Kim chi is sometimes spelled “kim chee,” but I prefer the “chi” spelling because that is the spelling of the oriental word chi (gi, ki) that means “natural energy” or “vital force”. Of the countless varieties of kim chi that are made in Korea, by far the most common version is the one made with Chinese (wong bok) cabbage.
Just like sauerkraut, kim chi that is made with cabbage is loaded with indole-3-carbinol (I3C), a compound that is well recognized as a powerful cancer-fighting compound.
Numerous studies indicate that I3C can offer protection against many different types of cancer and may even stop the growth of existing tumors.
I learned about kim chi when I was a student and completed a Cooking For Health course many years ago at naturopathic college. A great thing about this dish, like with all fermented foods, is that it keeps for many weeks in your refrigerator, yet still tastes fresh.
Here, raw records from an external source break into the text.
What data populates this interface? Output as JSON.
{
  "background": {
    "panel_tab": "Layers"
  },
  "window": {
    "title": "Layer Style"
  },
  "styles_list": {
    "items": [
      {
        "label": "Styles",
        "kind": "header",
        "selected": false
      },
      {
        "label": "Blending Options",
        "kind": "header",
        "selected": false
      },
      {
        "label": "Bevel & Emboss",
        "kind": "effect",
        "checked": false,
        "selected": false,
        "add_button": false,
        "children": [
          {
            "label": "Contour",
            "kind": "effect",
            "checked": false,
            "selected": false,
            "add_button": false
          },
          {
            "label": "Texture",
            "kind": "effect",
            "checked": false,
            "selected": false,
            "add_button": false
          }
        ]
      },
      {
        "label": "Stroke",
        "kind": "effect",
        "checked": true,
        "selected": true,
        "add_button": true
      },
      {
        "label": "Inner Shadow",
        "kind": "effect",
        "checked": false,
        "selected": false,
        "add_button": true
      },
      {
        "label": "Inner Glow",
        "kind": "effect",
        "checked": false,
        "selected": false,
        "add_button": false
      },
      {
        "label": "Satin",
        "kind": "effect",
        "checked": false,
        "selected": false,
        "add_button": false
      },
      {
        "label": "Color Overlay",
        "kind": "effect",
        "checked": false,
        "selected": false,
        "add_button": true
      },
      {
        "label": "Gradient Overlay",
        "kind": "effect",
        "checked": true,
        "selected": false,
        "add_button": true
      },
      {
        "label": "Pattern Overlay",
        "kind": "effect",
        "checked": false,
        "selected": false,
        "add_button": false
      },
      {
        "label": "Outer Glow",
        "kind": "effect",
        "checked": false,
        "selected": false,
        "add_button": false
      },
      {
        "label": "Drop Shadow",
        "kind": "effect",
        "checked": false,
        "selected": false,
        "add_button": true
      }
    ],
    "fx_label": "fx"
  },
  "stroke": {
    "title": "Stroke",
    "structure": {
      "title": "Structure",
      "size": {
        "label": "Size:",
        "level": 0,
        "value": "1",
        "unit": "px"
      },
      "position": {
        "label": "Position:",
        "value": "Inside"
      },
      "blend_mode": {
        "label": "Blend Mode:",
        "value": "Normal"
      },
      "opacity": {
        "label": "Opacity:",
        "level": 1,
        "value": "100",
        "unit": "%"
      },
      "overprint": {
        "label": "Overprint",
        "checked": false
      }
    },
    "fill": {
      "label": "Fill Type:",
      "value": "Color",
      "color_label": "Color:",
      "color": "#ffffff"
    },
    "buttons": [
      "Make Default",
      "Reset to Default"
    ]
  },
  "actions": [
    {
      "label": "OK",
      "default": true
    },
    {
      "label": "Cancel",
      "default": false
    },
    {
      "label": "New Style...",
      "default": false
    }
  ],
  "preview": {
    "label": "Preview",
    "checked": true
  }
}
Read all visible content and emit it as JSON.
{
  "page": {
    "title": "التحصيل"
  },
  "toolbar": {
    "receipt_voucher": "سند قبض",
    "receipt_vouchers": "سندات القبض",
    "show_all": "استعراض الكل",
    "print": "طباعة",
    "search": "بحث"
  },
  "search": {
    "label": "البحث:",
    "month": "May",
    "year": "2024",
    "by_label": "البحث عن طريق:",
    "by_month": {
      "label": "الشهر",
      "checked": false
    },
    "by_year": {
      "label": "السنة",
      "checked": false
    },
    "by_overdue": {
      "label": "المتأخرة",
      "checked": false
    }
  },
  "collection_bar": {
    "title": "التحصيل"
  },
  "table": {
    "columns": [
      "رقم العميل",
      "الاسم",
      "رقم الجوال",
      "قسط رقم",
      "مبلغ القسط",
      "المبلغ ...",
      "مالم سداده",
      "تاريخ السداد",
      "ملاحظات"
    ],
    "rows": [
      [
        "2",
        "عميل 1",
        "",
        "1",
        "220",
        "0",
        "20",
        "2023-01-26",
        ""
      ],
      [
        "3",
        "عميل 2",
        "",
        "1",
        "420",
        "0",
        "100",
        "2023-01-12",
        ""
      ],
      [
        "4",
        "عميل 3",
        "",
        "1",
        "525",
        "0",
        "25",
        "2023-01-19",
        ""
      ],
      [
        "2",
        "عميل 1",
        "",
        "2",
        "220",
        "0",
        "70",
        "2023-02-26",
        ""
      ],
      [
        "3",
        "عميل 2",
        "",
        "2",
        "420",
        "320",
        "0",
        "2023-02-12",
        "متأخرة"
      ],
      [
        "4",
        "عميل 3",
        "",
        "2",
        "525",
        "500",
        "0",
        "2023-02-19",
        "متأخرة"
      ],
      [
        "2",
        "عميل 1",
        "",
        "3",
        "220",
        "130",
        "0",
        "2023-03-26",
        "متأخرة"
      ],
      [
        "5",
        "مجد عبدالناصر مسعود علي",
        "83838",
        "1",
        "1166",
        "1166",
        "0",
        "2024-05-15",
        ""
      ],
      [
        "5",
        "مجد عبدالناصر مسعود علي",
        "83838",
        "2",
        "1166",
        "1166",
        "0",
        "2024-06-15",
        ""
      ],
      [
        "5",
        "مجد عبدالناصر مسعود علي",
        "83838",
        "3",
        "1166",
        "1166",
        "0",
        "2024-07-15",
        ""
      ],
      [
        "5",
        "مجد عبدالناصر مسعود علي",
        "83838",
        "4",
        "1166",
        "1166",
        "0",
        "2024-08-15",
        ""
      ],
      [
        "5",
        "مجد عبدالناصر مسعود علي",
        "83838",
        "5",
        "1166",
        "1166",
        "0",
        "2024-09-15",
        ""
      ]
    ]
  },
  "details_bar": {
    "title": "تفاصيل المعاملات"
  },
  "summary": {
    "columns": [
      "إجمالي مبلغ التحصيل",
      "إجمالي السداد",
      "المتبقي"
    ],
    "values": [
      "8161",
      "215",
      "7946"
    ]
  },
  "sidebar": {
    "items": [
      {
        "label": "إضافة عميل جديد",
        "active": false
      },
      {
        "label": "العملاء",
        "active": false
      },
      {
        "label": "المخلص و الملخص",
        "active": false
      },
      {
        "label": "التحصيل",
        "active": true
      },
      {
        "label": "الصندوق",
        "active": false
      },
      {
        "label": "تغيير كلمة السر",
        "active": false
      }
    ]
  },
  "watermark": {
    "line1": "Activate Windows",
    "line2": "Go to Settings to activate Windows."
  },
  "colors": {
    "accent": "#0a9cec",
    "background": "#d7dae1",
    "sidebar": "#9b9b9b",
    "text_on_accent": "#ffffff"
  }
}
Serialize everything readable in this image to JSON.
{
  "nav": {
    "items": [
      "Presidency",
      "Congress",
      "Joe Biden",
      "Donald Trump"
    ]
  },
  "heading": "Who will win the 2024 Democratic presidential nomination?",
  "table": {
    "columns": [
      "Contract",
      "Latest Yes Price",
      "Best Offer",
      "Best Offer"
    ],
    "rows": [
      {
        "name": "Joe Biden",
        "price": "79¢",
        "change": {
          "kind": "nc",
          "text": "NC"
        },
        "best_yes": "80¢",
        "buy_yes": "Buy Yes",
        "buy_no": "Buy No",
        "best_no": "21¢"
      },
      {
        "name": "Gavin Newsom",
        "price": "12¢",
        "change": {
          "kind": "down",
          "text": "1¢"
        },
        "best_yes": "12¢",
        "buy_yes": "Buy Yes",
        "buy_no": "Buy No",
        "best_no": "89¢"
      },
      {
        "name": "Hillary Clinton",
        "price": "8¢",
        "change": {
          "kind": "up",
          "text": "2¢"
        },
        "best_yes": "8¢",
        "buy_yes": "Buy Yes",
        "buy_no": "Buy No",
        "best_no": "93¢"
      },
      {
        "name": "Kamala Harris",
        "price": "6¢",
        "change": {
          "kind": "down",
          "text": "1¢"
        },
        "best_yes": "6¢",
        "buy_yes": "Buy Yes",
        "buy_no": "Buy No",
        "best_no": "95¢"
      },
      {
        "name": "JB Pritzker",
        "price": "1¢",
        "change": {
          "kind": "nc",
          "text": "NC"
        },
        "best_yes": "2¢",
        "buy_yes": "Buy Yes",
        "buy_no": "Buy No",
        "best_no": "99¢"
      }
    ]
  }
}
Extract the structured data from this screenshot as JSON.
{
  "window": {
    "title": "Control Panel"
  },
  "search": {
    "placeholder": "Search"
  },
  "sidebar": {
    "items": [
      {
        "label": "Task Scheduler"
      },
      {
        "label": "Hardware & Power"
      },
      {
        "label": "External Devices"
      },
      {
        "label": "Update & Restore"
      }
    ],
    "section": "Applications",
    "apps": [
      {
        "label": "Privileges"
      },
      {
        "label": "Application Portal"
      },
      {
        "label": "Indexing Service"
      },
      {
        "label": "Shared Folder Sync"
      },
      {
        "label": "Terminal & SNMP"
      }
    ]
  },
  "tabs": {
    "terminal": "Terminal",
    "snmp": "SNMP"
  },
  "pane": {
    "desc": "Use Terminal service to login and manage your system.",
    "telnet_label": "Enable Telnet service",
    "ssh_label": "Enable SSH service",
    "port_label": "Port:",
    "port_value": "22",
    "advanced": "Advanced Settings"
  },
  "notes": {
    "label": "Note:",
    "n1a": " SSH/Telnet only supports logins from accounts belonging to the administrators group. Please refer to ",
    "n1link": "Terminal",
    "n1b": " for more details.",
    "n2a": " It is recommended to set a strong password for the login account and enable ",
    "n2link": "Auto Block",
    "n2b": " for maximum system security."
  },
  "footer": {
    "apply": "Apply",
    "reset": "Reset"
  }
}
The garlic and vinegar are natural preservatives that keep the raw vegetables and fruits tasting great for a long time. If you have one of those keep warm crock or hotpots in your kitchen, then a wholesome snack or even a full meal is not far away. Kim chi is like sauerkraut, it is not only a health food, it can be regarded as a convenience food, and both of these foods can be served cold, warm or hot. An important point to bear in mind is that kim chi must be fermented properly.
There are a lot of great recipes out there for preparing kim chi. I cover one in detail in the Candida Crusher book and you can find several others online as well. You’ll find a great recipe for sauerkraut in there as well!